Even when we are not pitching something specific, thinking like a pitchman may have benefits.  Communicating with others in a concise, organized, and brief way is a good habit.  Making that communication interesting and appealing, as well as reasoned and realistic makes for increased success in getting across our thoughts.  A successful pitch is rarely an argument for or against something, it's rather a portrait of the benefits of embracing that which is being pitched.  That is usually the call of the person being pitched something.  Sometimes we succeed, sometimes we don't.  Such is life.  

Go through an entire day, and note how many pitches you make - small and large, intended and unintended.  And note too which ones were weak and why, and which ones worked better, and why.  And, at the same time, be aware of people pitching you.  Awareness ought to help you make better pitches, and thus more successful ones.

Have a good week.

Don't Quit

Monday, February 1, 2016

Awards / Rewards

Good morning.
"And the beat goes on……………"

Note:  I've been having problems with the blogger platform and email account.  It may have been hacked.  Working on a solution. 

Another post from the queue:

A lot of leadership comes down to two tasks: 1) Find and recruit the very best people you can to work with you, given your resources and circumstances; and then 2) motivate those people to do their best work.

There are numerous ways to motivate your people.  Finding fault is not one of them.  One of the easiest and most inexpensive ways is to acknowledge their contributions.  Everyone likes a pat on the back, particularly if public.  It's nice to be acknowledged and recognized for hard work done well.  While an occasional word of thanks is often enough, something more goes further.

An easy way to elevate those acknowledgments is to present people with a more formalized recognition of their contributions - in the form of some kind of award (be it a certificate, a plaque, a trophy or whatever).  I don't think we do nearly enough of this kind of thank you to our people.  Some might argue that such awards are diminished by giving them out too frequently, to too many people, but I disagree.  I don't think this kind of formal award is lessened, or in any way cheapened, by the fact that there are many within our organizations that deserve them - from our staff and board members, to our volunteers and donors / supporters.

When I first got to the California Arts Council and noted that many staff members had been serving for years and years - without any recognition at all - I arranged for small (but elegant) desktop, engraved lucite trophies to be given to staff that had been around for five, ten, fifteen, and even twenty years - acknowledging and thanking them for that service. I believe this simple (and long overdue) gesture was appreciated by the staff and that it helped forge a good relationship with me (being new), and most important, the recognition and simple thank-you relayed the message to the recipients that they were important to the organization, and that I knew it.  I think it helped in motivating them to continue to do the excellent work they had been doing.  It was relative inexpensive to do, and paid big dividends.  And it made the recipients feel good - and that is important.

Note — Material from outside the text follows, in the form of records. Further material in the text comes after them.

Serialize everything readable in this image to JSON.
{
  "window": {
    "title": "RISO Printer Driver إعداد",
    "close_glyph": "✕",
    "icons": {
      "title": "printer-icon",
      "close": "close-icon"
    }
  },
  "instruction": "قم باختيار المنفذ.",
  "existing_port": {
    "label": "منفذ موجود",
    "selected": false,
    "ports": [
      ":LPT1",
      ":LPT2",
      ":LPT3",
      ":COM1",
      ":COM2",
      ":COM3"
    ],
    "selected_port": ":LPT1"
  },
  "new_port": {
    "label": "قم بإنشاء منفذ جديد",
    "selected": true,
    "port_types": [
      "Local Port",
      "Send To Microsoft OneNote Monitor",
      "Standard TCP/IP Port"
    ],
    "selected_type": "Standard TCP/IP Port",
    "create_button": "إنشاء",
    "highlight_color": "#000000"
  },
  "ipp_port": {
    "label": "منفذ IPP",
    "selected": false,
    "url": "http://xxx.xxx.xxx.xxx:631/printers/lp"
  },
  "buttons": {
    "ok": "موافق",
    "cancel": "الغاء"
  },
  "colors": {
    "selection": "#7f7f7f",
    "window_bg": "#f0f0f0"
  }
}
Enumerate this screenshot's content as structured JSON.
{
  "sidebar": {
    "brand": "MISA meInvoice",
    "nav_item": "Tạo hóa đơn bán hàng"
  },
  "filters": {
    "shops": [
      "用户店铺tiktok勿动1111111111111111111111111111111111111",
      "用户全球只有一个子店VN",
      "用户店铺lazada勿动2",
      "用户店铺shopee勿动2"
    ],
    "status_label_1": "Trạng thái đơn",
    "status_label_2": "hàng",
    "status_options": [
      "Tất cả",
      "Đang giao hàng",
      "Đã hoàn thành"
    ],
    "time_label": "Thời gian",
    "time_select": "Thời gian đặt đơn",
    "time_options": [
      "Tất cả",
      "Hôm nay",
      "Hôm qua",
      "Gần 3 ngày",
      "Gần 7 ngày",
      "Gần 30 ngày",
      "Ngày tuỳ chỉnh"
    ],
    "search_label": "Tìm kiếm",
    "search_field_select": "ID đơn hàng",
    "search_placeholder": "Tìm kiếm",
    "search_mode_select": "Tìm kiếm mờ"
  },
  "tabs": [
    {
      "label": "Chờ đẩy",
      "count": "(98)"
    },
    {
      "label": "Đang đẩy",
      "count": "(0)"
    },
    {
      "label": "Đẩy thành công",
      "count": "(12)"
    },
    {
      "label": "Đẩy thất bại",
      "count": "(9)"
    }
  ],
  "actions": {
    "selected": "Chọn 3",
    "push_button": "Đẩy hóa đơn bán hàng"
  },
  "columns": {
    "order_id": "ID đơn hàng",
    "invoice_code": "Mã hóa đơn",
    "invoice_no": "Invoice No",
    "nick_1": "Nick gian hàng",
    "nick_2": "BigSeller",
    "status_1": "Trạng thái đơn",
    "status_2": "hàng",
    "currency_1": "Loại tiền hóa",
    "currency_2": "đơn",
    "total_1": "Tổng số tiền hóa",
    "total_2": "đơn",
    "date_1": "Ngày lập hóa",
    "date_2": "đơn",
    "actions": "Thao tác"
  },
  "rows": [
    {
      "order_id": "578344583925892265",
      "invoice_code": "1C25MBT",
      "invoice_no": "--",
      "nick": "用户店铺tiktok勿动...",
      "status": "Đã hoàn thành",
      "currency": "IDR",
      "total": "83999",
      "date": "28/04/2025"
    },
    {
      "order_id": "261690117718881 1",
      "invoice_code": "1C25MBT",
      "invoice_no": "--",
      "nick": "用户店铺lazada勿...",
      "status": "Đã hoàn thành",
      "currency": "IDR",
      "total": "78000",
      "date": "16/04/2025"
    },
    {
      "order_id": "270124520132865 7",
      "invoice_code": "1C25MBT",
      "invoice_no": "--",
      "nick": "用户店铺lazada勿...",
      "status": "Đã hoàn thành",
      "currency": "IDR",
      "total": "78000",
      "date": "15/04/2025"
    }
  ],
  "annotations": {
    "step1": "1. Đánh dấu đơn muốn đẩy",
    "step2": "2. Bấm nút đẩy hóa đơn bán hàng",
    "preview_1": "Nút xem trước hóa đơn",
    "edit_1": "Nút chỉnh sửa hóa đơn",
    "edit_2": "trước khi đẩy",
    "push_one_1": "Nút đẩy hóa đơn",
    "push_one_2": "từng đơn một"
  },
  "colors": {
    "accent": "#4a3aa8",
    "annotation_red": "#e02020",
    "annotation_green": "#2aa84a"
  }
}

I think more organizations should do just that.  And not only with their staffs, but with their Boards, their donors and supporters and even partners and government authorizing agencies (if applicable).

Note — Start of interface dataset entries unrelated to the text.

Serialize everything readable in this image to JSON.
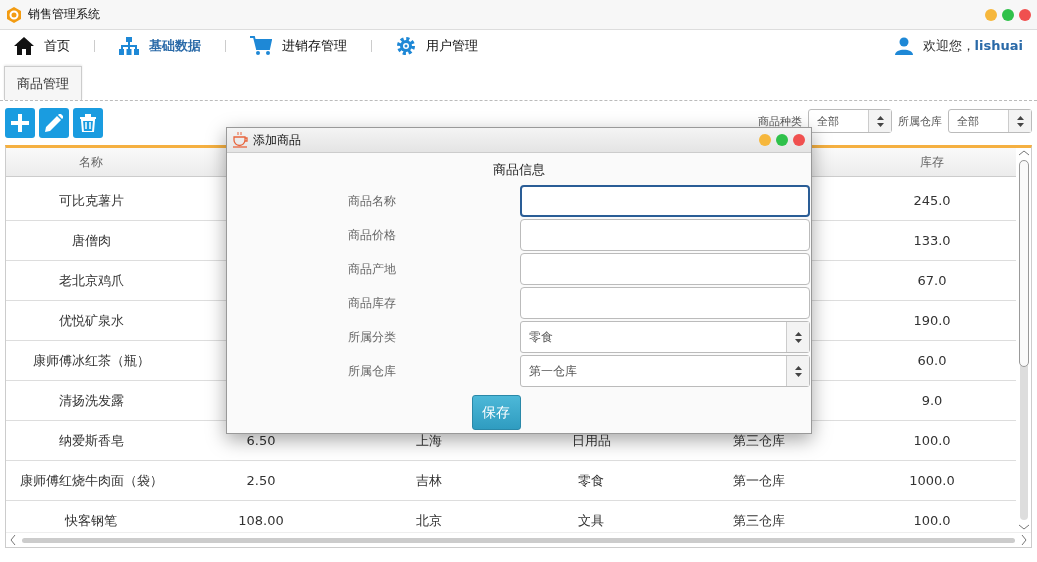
{
  "window": {
    "title": "销售管理系统"
  },
  "nav": [
    {
      "label": "首页",
      "selected": false
    },
    {
      "label": "基础数据",
      "selected": true
    },
    {
      "label": "进销存管理",
      "selected": false
    },
    {
      "label": "用户管理",
      "selected": false
    }
  ],
  "user": {
    "greeting": "欢迎您，",
    "name": "lishuai"
  },
  "tabs": [
    {
      "label": "商品管理",
      "selected": true
    }
  ],
  "toolbar": [
    {
      "kind": "add"
    },
    {
      "kind": "edit"
    },
    {
      "kind": "delete"
    }
  ],
  "filters": [
    {
      "label": "商品种类",
      "value": "全部"
    },
    {
      "label": "所属仓库",
      "value": "全部"
    }
  ],
  "table": {
    "header": {
      "column_1": "名称",
      "column_6": "库存"
    },
    "rows": [
      {
        "column_1": "可比克薯片",
        "column_6": "245.0"
      },
      {
        "column_1": "唐僧肉",
        "column_6": "133.0"
      },
      {
        "column_1": "老北京鸡爪",
        "column_6": "67.0"
      },
      {
        "column_1": "优悦矿泉水",
        "column_6": "190.0"
      },
      {
        "column_1": "康师傅冰红茶（瓶）",
        "column_6": "60.0"
      },
      {
        "column_1": "清扬洗发露",
        "column_6": "9.0"
      },
      {
        "column_1": "纳爱斯香皂",
        "column_2": "6.50",
        "column_3": "上海",
        "column_4": "日用品",
        "column_5": "第三仓库",
        "column_6": "100.0"
      },
      {
        "column_1": "康师傅红烧牛肉面（袋）",
        "column_2": "2.50",
        "column_3": "吉林",
        "column_4": "零食",
        "column_5": "第一仓库",
        "column_6": "1000.0"
      },
      {
        "column_1": "快客钢笔",
        "column_2": "108.00",
        "column_3": "北京",
        "column_4": "文具",
        "column_5": "第三仓库",
        "column_6": "100.0"
      }
    ]
  },
  "dialog": {
    "title": "添加商品",
    "heading": "商品信息",
    "fields": [
      {
        "kind": "text",
        "label": "商品名称",
        "focused": true
      },
      {
        "kind": "text",
        "label": "商品价格",
        "focused": false
      },
      {
        "kind": "text",
        "label": "商品产地",
        "focused": false
      },
      {
        "kind": "text",
        "label": "商品库存",
        "focused": false
      },
      {
        "kind": "select",
        "label": "所属分类",
        "value": "零食"
      },
      {
        "kind": "select",
        "label": "所属仓库",
        "value": "第一仓库"
      }
    ],
    "button": "保存"
  }
}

Of course, rewards are always appreciated.  Days off, special parking places, bonuses, salary increases,  increased decision making authority, and other tangible expressions of thanks go a long way, but I believe just the formalization of recognition and thanks is the key.

So, I would urge all of you to consider who within your organization you might be overdue in acknowledging and thanking for their past and ongoing contributions, and then do it.  Google "trophy / awards" and you will be surprised how inexpensive you can get engraved awards.

Have a great week.

Don't Quit